Friday, February 21, 2014

Guest Blogger: Greg Brown

Greg is a former police officer from Nashville, North Carolina. His inspiring story shows the power of strength, determination and family support.

To me, Get Back Up means empowerment and courage - the courage to take on a disability and show others that it can't keep me or you down. I feel I have become part of a special group of people that can use this disability as a learning tool to keep moving forward.

My story begins nine years ago, when I was a Police Officer for the City of Rocky Mount, NC. On September 09, 2005, I answered a call that would change my life forever. To keep a long story short, during that call I was shot in line of duty. After the shooting, I had to retire on medical disability from the injuries I sustained. One significant injury I received was where the bullet shattered L4, L5 and the right sciatic nerve being severed, which resulted in foot drop.

The next several years were very hard on my family and me because I was left with a disability that really hindered my way life. It not only involved me but my wife and children as well. I gained a lot weight because of the medication I was taking for the pain and injury to my nerves. I was physically not able to do the things I once was able to do and it was also a trying time mentally. My family deserved better, especially my wife because she had gone through so much with having to care of my children and me.

Over the years I tried several different braces from off the shelf braces to custom-made braces. Then I was fitted with Blue Rocker from Allard and the difference it made was amazing. I was able to walk with a better gait, and I decided it was time for a change.

I joined my local YMCA three years ago and with the help from my Blue Rocker brace I was able to start my path to a better life. I started off very slow and it took well over two years to get the strength back in my upper and lower body with weight training, but I have lost over 40lbs over this time. As painful as it may be sometimes, I try to work out every day and do not feel right if I cannot. Because I have been able to get out and start doing things again, I have began coaching football and softball at my children's school, and I speak with individuals about my disability, which has helped in the healing process mentally and physically.
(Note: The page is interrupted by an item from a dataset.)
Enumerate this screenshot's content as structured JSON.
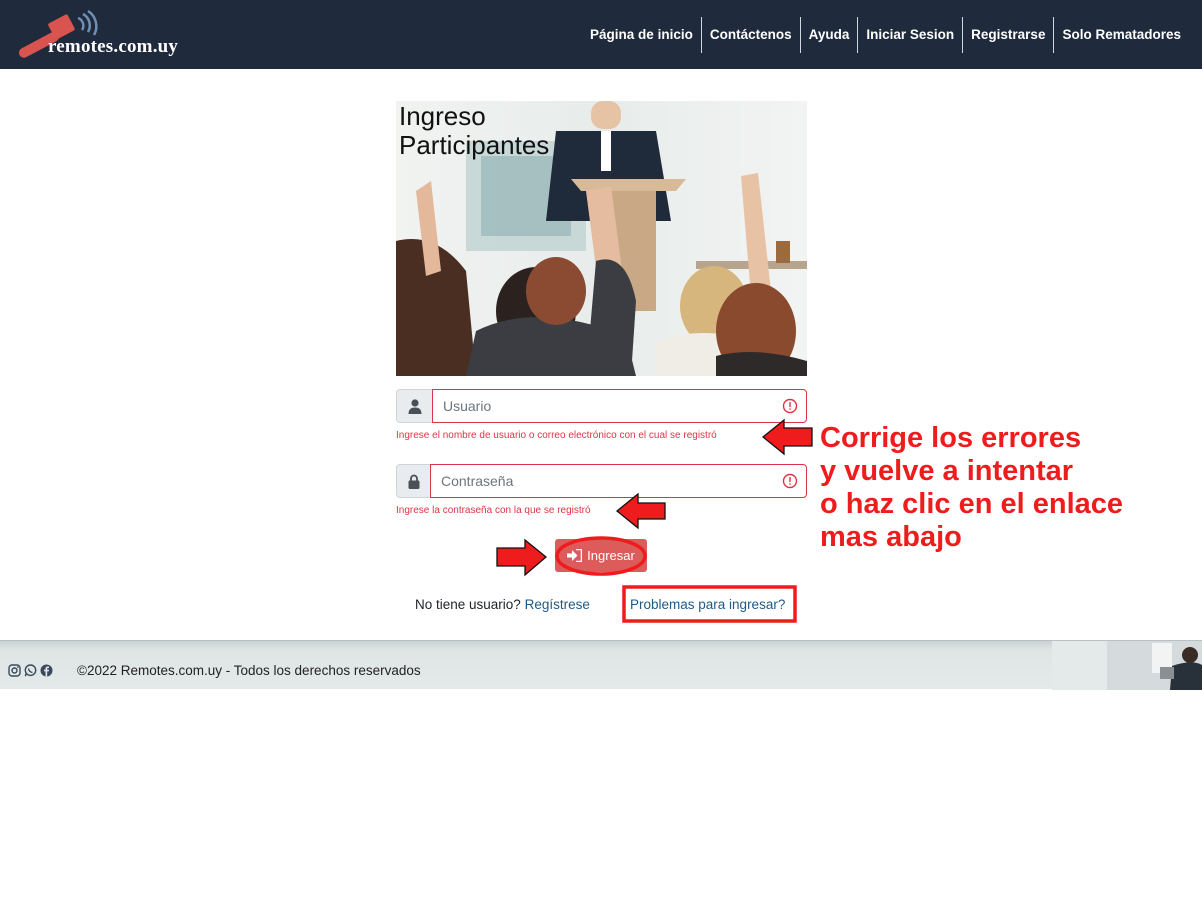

I will also be doing my first Spartan Race in March.

I continue to have no dorsiflexion or planterfexion in my left foot, my left leg has atrophied a great deal and I have constant nerve pain but I have to keep pushing forward, so hopefully it will show others that even with a disability you may not be able to do a lot but you can do something.

I trust in my Blue Rocker because it has given me the ability to move forward in life and I would just like to thank everyone at Allard USA because without it, I would not be where I am today.

Embrace the pain, because it only makes you stronger!
-Greg Brown

Monday, February 3, 2014

Guest Blogger: Todd Hart

Todd hails from Copley, Ohio and shares his thoughts on what Get Back Up means to him:

Get Back Up

Three simple words.  But when put together, they convey a very strong message. Our “community” – those of us who have, and continue to battle, neurological conditions, cancer, etc., feel a connection and bond that many times is difficult to articulate. It is however, much easier to appreciate the challenges others have faced. And understanding those challenges validates one’s acceptance into this “community.”  

My story – which is humble compared to many people I now cross paths with, begins five years ago with melanoma cancer, three surgeries, including removal of lymph sack from groin, loss of a femoral nerve, relocating muscles, then chemo – lovely interferon. Re-learned to walk straight, and then started running. Then dystonia onset in foot of the same leg. It took six months before a correct diagnosis was made. Dystonia is permanent and painful. I now take a series of three botox shots every twelve weeks in my calf to eliminate the nerves firing the foot muscles. Re-learned to walk straight, and then started running - again! This time with the aid of the Allard ToeOFF orthotic. After filling a closet with numerous other useless orthotics, the ToeOFF was spot-on. It provides comfort, control, and confidence – and I can’t begin to put a price on those, especially during rehab.

Although my walking and running now consists of being able to push off using only one foot, I still compete in numerous triathlons and running events each year – I’m just not as fast.  But being “fast” is no longer important. Priorities now consist of enjoying the abilities I still have, and reaching out and encouraging others in our “community” with methods and means to remain active. As many of you reading this know, it’s not uncommon for the physical disabilities to take a back seat the mental challenges faced, as a result of those disabilities. That’s why having the support of the “community” and efforts such as “Get Back Up” are crucial for maintaining a rich quality of life.
-Todd Hart
Beth and Todd at the Cleveland Rock 'n' Roll, October 2013